The ICT in particular could invite amicus curiae (‘friends of the court’) to provide expert briefs on various legal/judicial matters, such as what are some of the concerns of the international community.
In the ECCC (Extraordinary Chambers in the Courts of Cambodia), an amicus curiae was provided for the Judicial Investigation opened against Kaing Guek Eav (alias ‘Duch’). In addition, the OHCHR submitted to the Supreme Court of Cambodia in June 2008 amicus curiae brief in relation to the men convicted of murdering trade union leader Chea Vichea.
Another example that comes to mind is Guatemala. In 2003, relatives of some of the disappeared filed a complaint against a former civilian army collaborator, Felipe Cusanero Coj, claiming he was responsible for the disappearance of six farmers in the early 1980s.The issue went to the Guatemalan Constitutional Court, where the OHCHR submitted a brief as amicus curiae in 2009. It drew the Court’s attention to the position under international and regional human rights law, which sets out Guatemala’s international obligations to investigate, try and punish the perpetrators of human rights violations.
In order to ensure transparency and accountability, human rights organisations could also be asked to submit their briefs.
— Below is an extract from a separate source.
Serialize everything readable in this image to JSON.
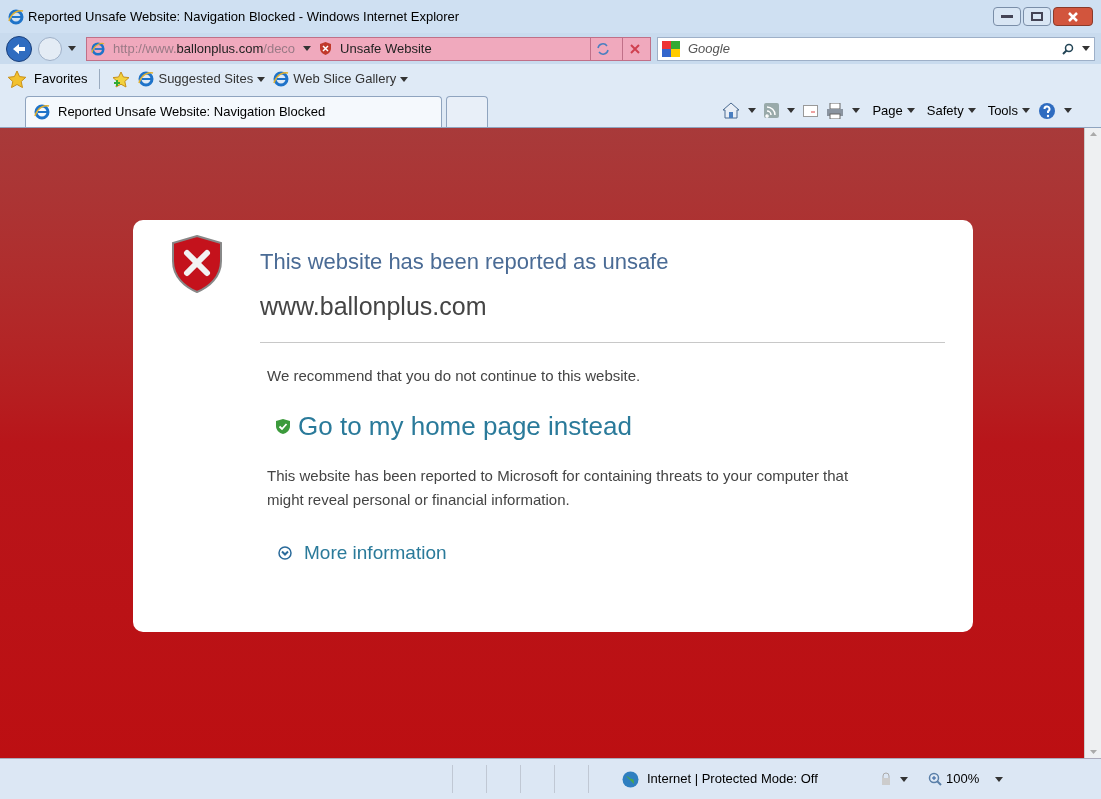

In this way, instead of alienating the international community, the ICT could engage them. Experts such as Geoffrey Robertson QC, Richard J Rogers and Ahmed Ziauddin (but note, in this last case, it is compounded by the ICT-2 showcause notice following the Skype scandal) could be formally requested to provide their amicus briefs. This would create a culture of transparency and would give more credibility to the ICT process.
There is a political culture in Bangladesh that becomes immediately defensive in the face of criticism. We have seen that in the Padma Bridge corruption case and now the country will pay a heavy price (literally) for this. There is no point in acting in a defensive manner when it comes to the war crimes trial that is taking us back to the question of Bangladesh’s sovereignty. The politics of the blame game between national and international is neither wise nor strategic. This crucial moment in history will not come back to us. We need to reach out to the international community and provide our version of the narrative-and that has to be victim/survivor centred, responsive and responsible.
And I would like to remind those who had the patience to read this whole essay, Bangladeshi analysts must carry out systematic and quantitative investigation of lives lost and other grave sacrifices made throughout the war. Those of us who specialises in quantitative analyses must step up to this task.
— To be continued
(This article is the second installment of a three-part write-up. The first part ‘The scars of war, victory and justice’ was published on December 16.)
Bina D’Costa is the author of Nationbuilding, Gender and War Crimes in South Asia.